A Hamilton woman has recovered a damages award for sexual harassment against the Canada Revenue Agency. The complainant had worked for over 30 years as an appeals officer at the CRA Office in Hamilton.
It was found that her immediate supervisor had sexually harassed her both at the workplace and on evenings and weekends away from the office. The offensive behaviour took place over a period from May to October 2010 at which time she reported the conduct. There had been no suggestion that she was in any way a willing participant.
An independent investigator had found that there were 13 different incidents of sexual harassment. It was found that the female complainant had been subjected to almost daily unwanted attention.
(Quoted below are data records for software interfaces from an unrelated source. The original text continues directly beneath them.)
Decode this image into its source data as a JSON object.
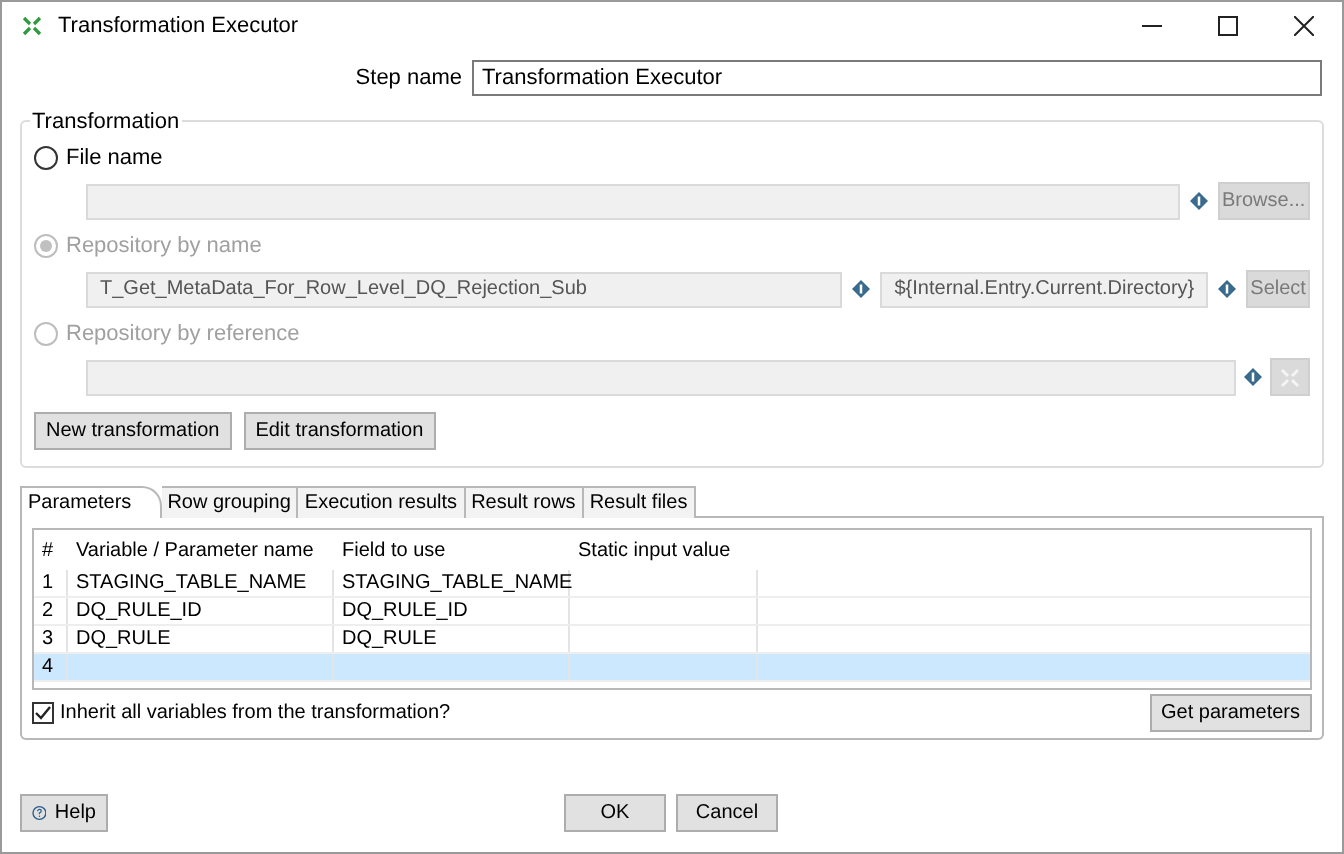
{
  "window": {
    "title": "Transformation Executor"
  },
  "step_name": {
    "label": "Step name",
    "value": "Transformation Executor"
  },
  "transformation": {
    "title": "Transformation",
    "options": [
      {
        "label": "File name",
        "selected": false,
        "disabled": false,
        "kind": "file",
        "button": "Browse..."
      },
      {
        "label": "Repository by name",
        "selected": true,
        "disabled": true,
        "kind": "name",
        "value": "T_Get_MetaData_For_Row_Level_DQ_Rejection_Sub",
        "directory": "${Internal.Entry.Current.Directory}",
        "button": "Select"
      },
      {
        "label": "Repository by reference",
        "selected": false,
        "disabled": true,
        "kind": "reference"
      }
    ],
    "buttons": [
      "New transformation",
      "Edit transformation"
    ]
  },
  "tabs": [
    {
      "label": "Parameters",
      "selected": true
    },
    {
      "label": "Row grouping",
      "selected": false
    },
    {
      "label": "Execution results",
      "selected": false
    },
    {
      "label": "Result rows",
      "selected": false
    },
    {
      "label": "Result files",
      "selected": false
    }
  ],
  "table": {
    "columns": [
      "#",
      "Variable / Parameter name",
      "Field to use",
      "Static input value"
    ],
    "rows": [
      {
        "cells": [
          "1",
          "STAGING_TABLE_NAME",
          "STAGING_TABLE_NAME",
          ""
        ],
        "selected": false
      },
      {
        "cells": [
          "2",
          "DQ_RULE_ID",
          "DQ_RULE_ID",
          ""
        ],
        "selected": false
      },
      {
        "cells": [
          "3",
          "DQ_RULE",
          "DQ_RULE",
          ""
        ],
        "selected": false
      },
      {
        "cells": [
          "4",
          "",
          "",
          ""
        ],
        "selected": true
      }
    ]
  },
  "inherit": {
    "label": "Inherit all variables from the transformation?",
    "checked": true
  },
  "get_parameters": "Get parameters",
  "footer": {
    "help": "Help",
    "ok": "OK",
    "cancel": "Cancel"
  }
}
On two occasions, was had received a “backrub”. The male offender gave her compact discs of love songs, invited her repeatedly for rides home, sent evening texts and made comments that he was watching her home and sent her sexually suggestive email messages.
The Canadian Human Rights Act, unlike the Ontario equivalent, has a cap on compensatory damages of $20,000. When the conduct is offensive or high-handed, an additional sum of “up to $20,000” may be awarded. Both these maximum awards were allowed in this instance plus a further sum of $23,000 for out of pocket therapy costs.
Also unlike Ontario, it is relatively easy to hold the employer responsible for the offensive actions of a co-employee or a subordinate employee or a peer employee under federal law. This is an important distinction.
As stated, the Ontario Tribunal is not subject to an upper limit for awards of compensatory damages. However, it also does not have the incremental damage award for unfair conduct, as was allowed in this case. The highest award allowed under Ontario law to date was for $200,000 in damages. This is rare. Often there may be a claim for lost wages which was not the case in this instance.
There are also other avenues of relief in the form of civil actions. These options should be discussed and reviewed in detail with experienced legal counsel. Each decision needs to be weighed carefully.
Regardless of increased public awareness of sexually inappropriate behaviour in the workplace and the resulting damage awards under the law, this behaviour continues to persist. Get advice as soon as you can, if you are facing similar circumstances.
If you are facing the need to take action due to this offensive behaviour, it is time for real legal help. Get advice. Know your rights. Contact the offices of Guelph employment lawyer Peter McSherry. We can guide you through the issues and defend your position. Contact us online or by phone at 519-821-5465 to schedule a consultation.